Zubin Mehta is retiring from the Israel Philharmonic, ending a lengthy relationship.
The announcement, according to The Jerusalem Post, was made Monday and confirmed that Mehta would end his nearly 50 years with the ensemble in October 2019. The 80-year-old Indian-born conductor made numerous recordings with the group throughout his tenure, including a legendary recording of a live performance of Verdi’s Requiem with Martina Arroyo, Shirley Verrett, Richard Tucker and Bonaldo Giaotti in 1968. There was also a recording of Verdi Arias with Andrea Bocelli and another with Leontyne Price as well as an album of operatic overtures and excerpts.
Mehta also championed Israel composers with the orchestra and conducted numerous symphonic works ranging from Beethoven and Mozart to Tchaikovsky and Sibelius.

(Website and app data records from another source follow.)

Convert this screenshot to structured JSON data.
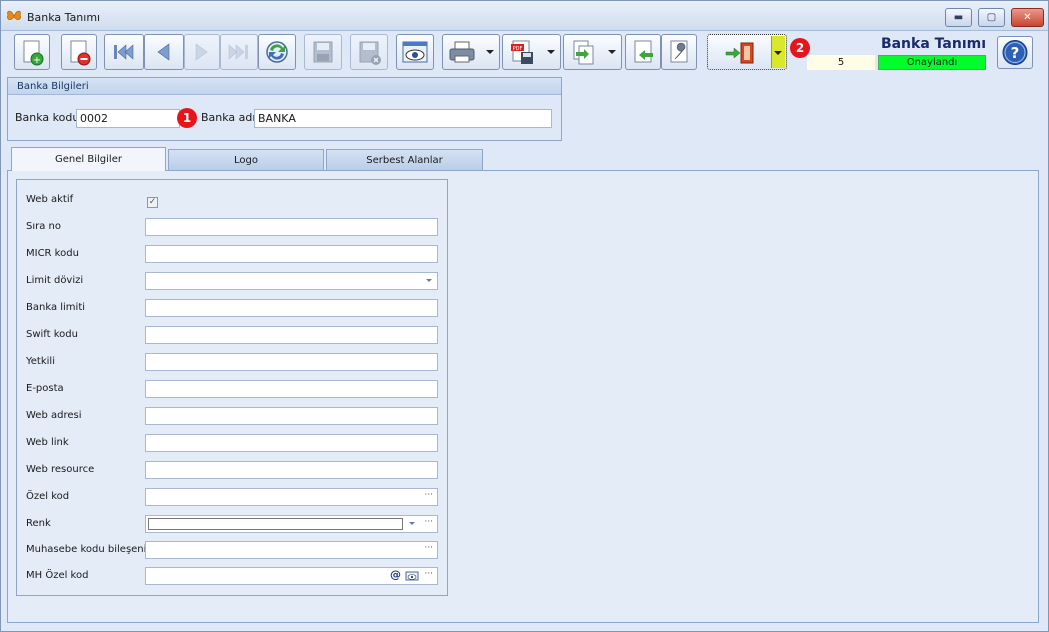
{
  "window": {
    "title": "Banka Tanımı"
  },
  "header": {
    "form_title": "Banka Tanımı",
    "record_no": "5",
    "status": "Onaylandı",
    "status_color": "#00ff2a"
  },
  "annotations": [
    "1",
    "2"
  ],
  "toolbar": {
    "icons": [
      "new-record-icon",
      "delete-record-icon",
      "first-record-icon",
      "previous-record-icon",
      "next-record-icon",
      "last-record-icon",
      "refresh-icon",
      "save-icon",
      "save-close-icon",
      "preview-icon",
      "print-icon",
      "pdf-icon",
      "export-icon",
      "import-icon",
      "settings-icon",
      "exit-icon",
      "help-icon"
    ]
  },
  "bank_info": {
    "group_title": "Banka Bilgileri",
    "code_label": "Banka kodu",
    "code_value": "0002",
    "name_label": "Banka adı",
    "name_value": "BANKA"
  },
  "tabs": [
    {
      "label": "Genel Bilgiler"
    },
    {
      "label": "Logo"
    },
    {
      "label": "Serbest Alanlar"
    }
  ],
  "fields": [
    {
      "label": "Web aktif",
      "value": ""
    },
    {
      "label": "Sıra no",
      "value": ""
    },
    {
      "label": "MICR kodu",
      "value": ""
    },
    {
      "label": "Limit dövizi",
      "value": ""
    },
    {
      "label": "Banka limiti",
      "value": ""
    },
    {
      "label": "Swift kodu",
      "value": ""
    },
    {
      "label": "Yetkili",
      "value": ""
    },
    {
      "label": "E-posta",
      "value": ""
    },
    {
      "label": "Web adresi",
      "value": ""
    },
    {
      "label": "Web link",
      "value": ""
    },
    {
      "label": "Web resource",
      "value": ""
    },
    {
      "label": "Özel kod",
      "value": ""
    },
    {
      "label": "Renk",
      "value": ""
    },
    {
      "label": "Muhasebe kodu bileşeni",
      "value": ""
    },
    {
      "label": "MH Özel kod",
      "value": ""
    }
  ]
}
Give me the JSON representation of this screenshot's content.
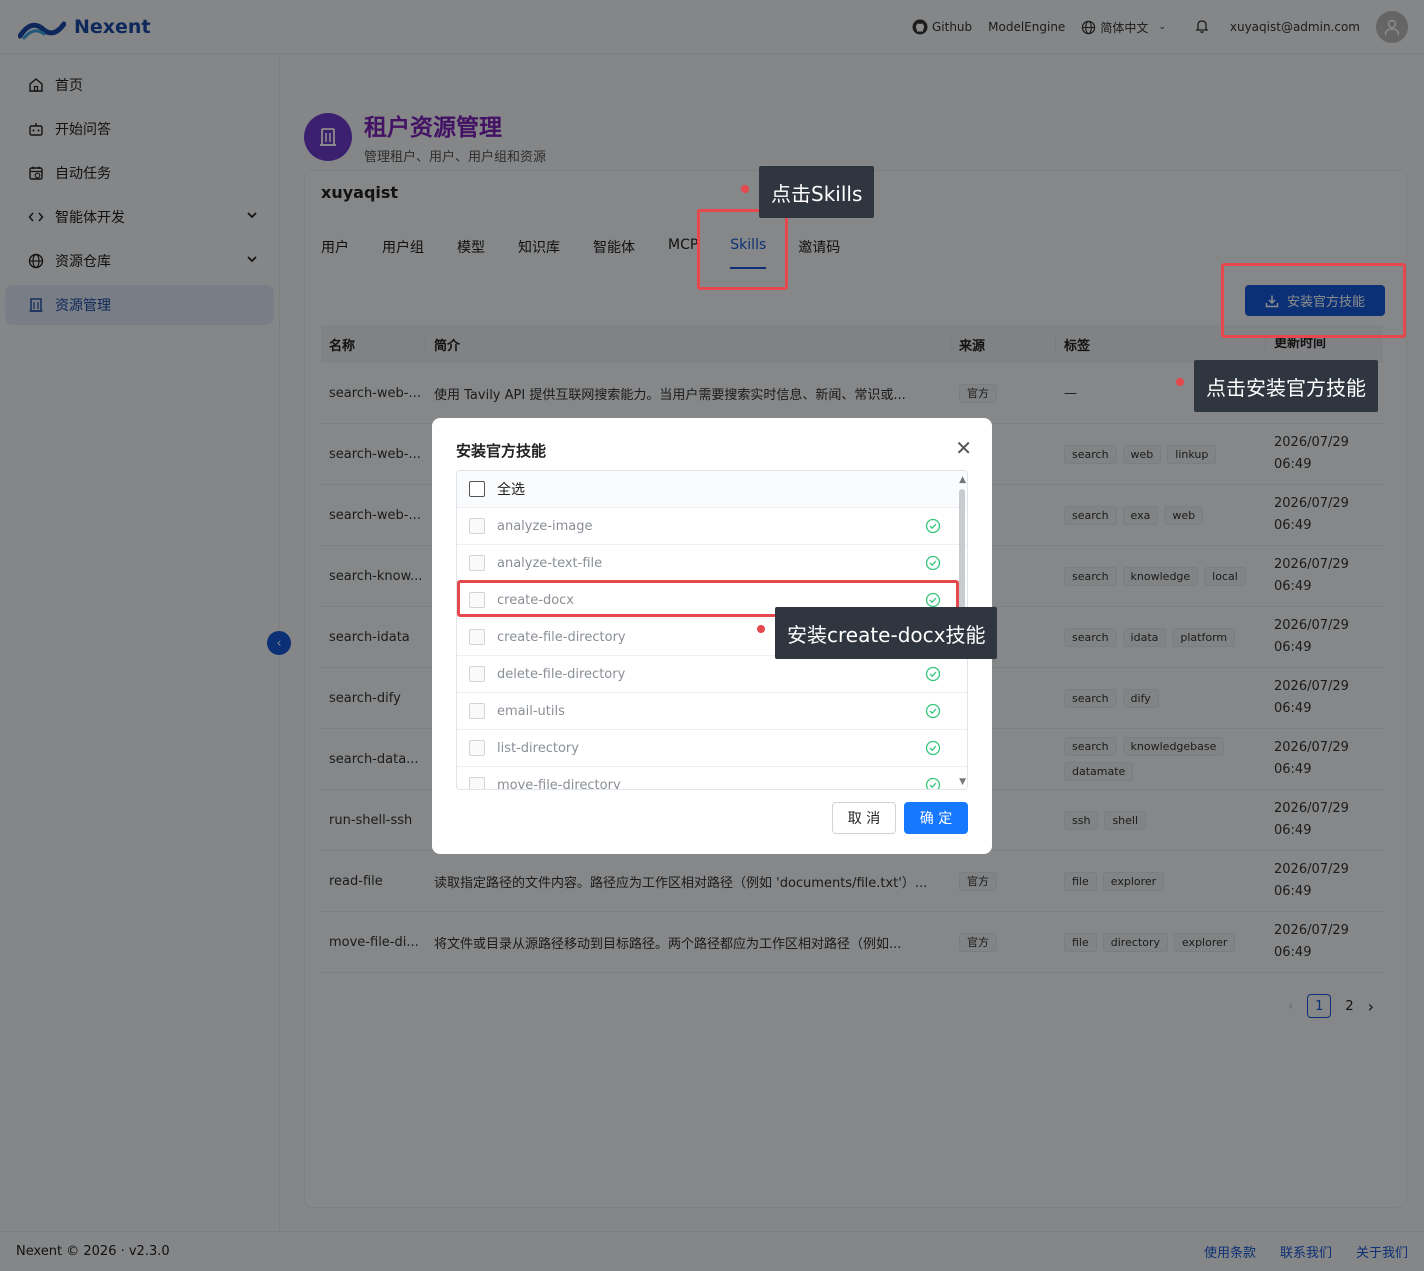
{
  "app": {
    "name": "Nexent"
  },
  "topbar": {
    "github": "Github",
    "model_engine": "ModelEngine",
    "language": "简体中文",
    "user_email": "xuyaqist@admin.com"
  },
  "sidebar": {
    "items": [
      {
        "label": "首页",
        "icon": "home-icon"
      },
      {
        "label": "开始问答",
        "icon": "chat-icon"
      },
      {
        "label": "自动任务",
        "icon": "calendar-icon"
      },
      {
        "label": "智能体开发",
        "icon": "code-icon"
      },
      {
        "label": "资源仓库",
        "icon": "globe-icon"
      },
      {
        "label": "资源管理",
        "icon": "building-icon"
      }
    ]
  },
  "page": {
    "title": "租户资源管理",
    "subtitle": "管理租户、用户、用户组和资源",
    "tenant": "xuyaqist"
  },
  "tabs": [
    "用户",
    "用户组",
    "模型",
    "知识库",
    "智能体",
    "MCP",
    "Skills",
    "邀请码"
  ],
  "active_tab": "Skills",
  "install_button": "安装官方技能",
  "table": {
    "headers": [
      "名称",
      "简介",
      "来源",
      "标签",
      "更新时间"
    ],
    "rows": [
      {
        "name": "search-web-...",
        "desc": "使用 Tavily API 提供互联网搜索能力。当用户需要搜索实时信息、新闻、常识或...",
        "source": "官方",
        "tags": [],
        "time1": "",
        "time2": ""
      },
      {
        "name": "search-web-...",
        "desc": "",
        "source": "",
        "tags": [
          "search",
          "web",
          "linkup"
        ],
        "time1": "2026/07/29",
        "time2": "06:49"
      },
      {
        "name": "search-web-...",
        "desc": "",
        "source": "",
        "tags": [
          "search",
          "exa",
          "web"
        ],
        "time1": "2026/07/29",
        "time2": "06:49"
      },
      {
        "name": "search-know...",
        "desc": "",
        "source": "",
        "tags": [
          "search",
          "knowledge",
          "local"
        ],
        "time1": "2026/07/29",
        "time2": "06:49"
      },
      {
        "name": "search-idata",
        "desc": "",
        "source": "",
        "tags": [
          "search",
          "idata",
          "platform"
        ],
        "time1": "2026/07/29",
        "time2": "06:49"
      },
      {
        "name": "search-dify",
        "desc": "",
        "source": "",
        "tags": [
          "search",
          "dify"
        ],
        "time1": "2026/07/29",
        "time2": "06:49"
      },
      {
        "name": "search-data...",
        "desc": "",
        "source": "",
        "tags": [
          "search",
          "knowledgebase",
          "datamate"
        ],
        "time1": "2026/07/29",
        "time2": "06:49"
      },
      {
        "name": "run-shell-ssh",
        "desc": "",
        "source": "",
        "tags": [
          "ssh",
          "shell"
        ],
        "time1": "2026/07/29",
        "time2": "06:49"
      },
      {
        "name": "read-file",
        "desc": "读取指定路径的文件内容。路径应为工作区相对路径（例如 'documents/file.txt'）...",
        "source": "官方",
        "tags": [
          "file",
          "explorer"
        ],
        "time1": "2026/07/29",
        "time2": "06:49"
      },
      {
        "name": "move-file-di...",
        "desc": "将文件或目录从源路径移动到目标路径。两个路径都应为工作区相对路径（例如...",
        "source": "官方",
        "tags": [
          "file",
          "directory",
          "explorer"
        ],
        "time1": "2026/07/29",
        "time2": "06:49"
      }
    ],
    "empty_tag": "—"
  },
  "pagination": {
    "current": "1",
    "next_page": "2"
  },
  "footer": {
    "copyright": "Nexent © 2026 · v2.3.0",
    "links": [
      "使用条款",
      "联系我们",
      "关于我们"
    ]
  },
  "modal": {
    "title": "安装官方技能",
    "select_all": "全选",
    "items": [
      "analyze-image",
      "analyze-text-file",
      "create-docx",
      "create-file-directory",
      "delete-file-directory",
      "email-utils",
      "list-directory",
      "move-file-directory"
    ],
    "cancel": "取 消",
    "confirm": "确 定"
  },
  "annotations": {
    "skills": "点击Skills",
    "install": "点击安装官方技能",
    "create_docx": "安装create-docx技能"
  },
  "colors": {
    "accent": "#1758d6",
    "title": "#7a22b8",
    "annotation": "#e5484d"
  }
}
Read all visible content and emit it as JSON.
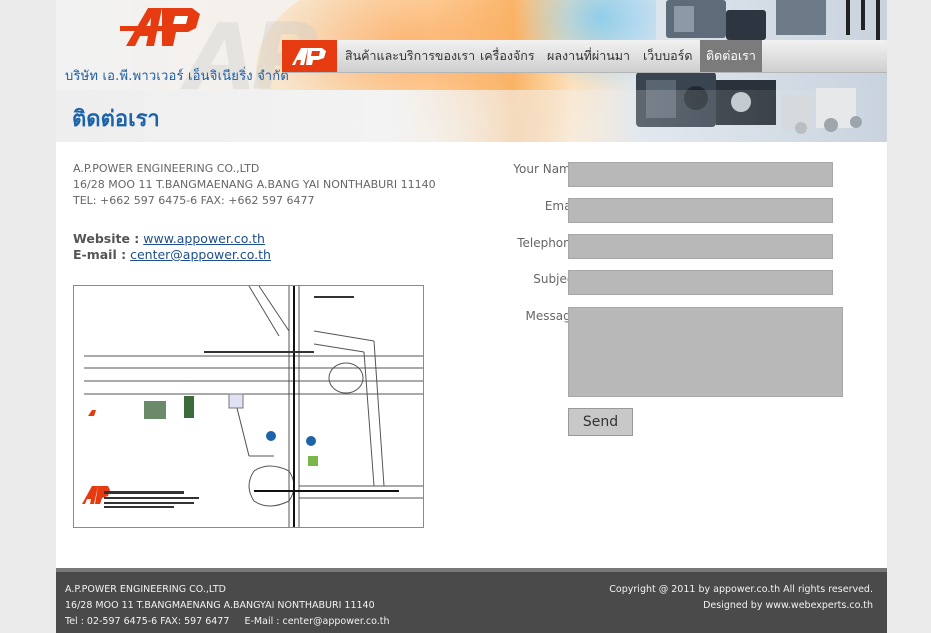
{
  "header": {
    "company_name": "บริษัท เอ.พี.พาวเวอร์ เอ็นจิเนียริ่ง จำกัด",
    "logo_text": "AP",
    "watermark_text": "AP"
  },
  "nav": {
    "logo_text": "AP",
    "items": [
      {
        "label": "สินค้าและบริการของเรา"
      },
      {
        "label": "เครื่องจักร"
      },
      {
        "label": "ผลงานที่ผ่านมา"
      },
      {
        "label": "เว็บบอร์ด"
      },
      {
        "label": "ติดต่อเรา",
        "active": true
      }
    ]
  },
  "page_title": "ติดต่อเรา",
  "contact": {
    "company": "A.P.POWER ENGINEERING CO.,LTD",
    "address": "16/28 MOO 11 T.BANGMAENANG A.BANG YAI NONTHABURI 11140",
    "tel": "TEL: +662 597 6475-6 FAX: +662 597 6477",
    "website_label": "Website :",
    "website": "www.appower.co.th",
    "email_label": "E-mail :",
    "email": "center@appower.co.th"
  },
  "form": {
    "name_label": "Your Name :",
    "email_label": "Email :",
    "telephone_label": "Telephone :",
    "subject_label": "Subject :",
    "message_label": "Message :",
    "send_label": "Send"
  },
  "footer": {
    "company": "A.P.POWER ENGINEERING CO.,LTD",
    "address": "16/28 MOO 11 T.BANGMAENANG A.BANGYAI NONTHABURI 11140",
    "contact": "Tel : 02-597 6475-6 FAX: 597 6477     E-Mail : center@appower.co.th",
    "copyright": "Copyright @ 2011 by appower.co.th All rights reserved.",
    "designed": "Designed by www.webexperts.co.th"
  },
  "colors": {
    "accent_red": "#e63b10",
    "title_blue": "#1c63aa",
    "footer_bg": "#4a4a4a"
  }
}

The orchestra gave its first concert in 1936, the same year Mehta was born. He first conducted the group in 1961 and became its music director in 1977. The organization made him music director for life in 1981. Mehta has launched many peace initiatives and, according to Times of India, has dreamed of seeing a Palestinian place in the orchestra.
Mehta is also the main conductor for the Valencia Opera and the chief conductor for Maggio Musicale Fiorentino. His upcoming engagements in 2017 include performances of Verdi’s “Falstaff” in Milan, Strauss’ “Die Frau ohne Schatten” in Berlin, Verdi’s “Don Carlos” in Florence, Mozart’s “Die Entfuhrung aus dem Serail” in Milan and Beethoven’s “Fidelio” in Napoli.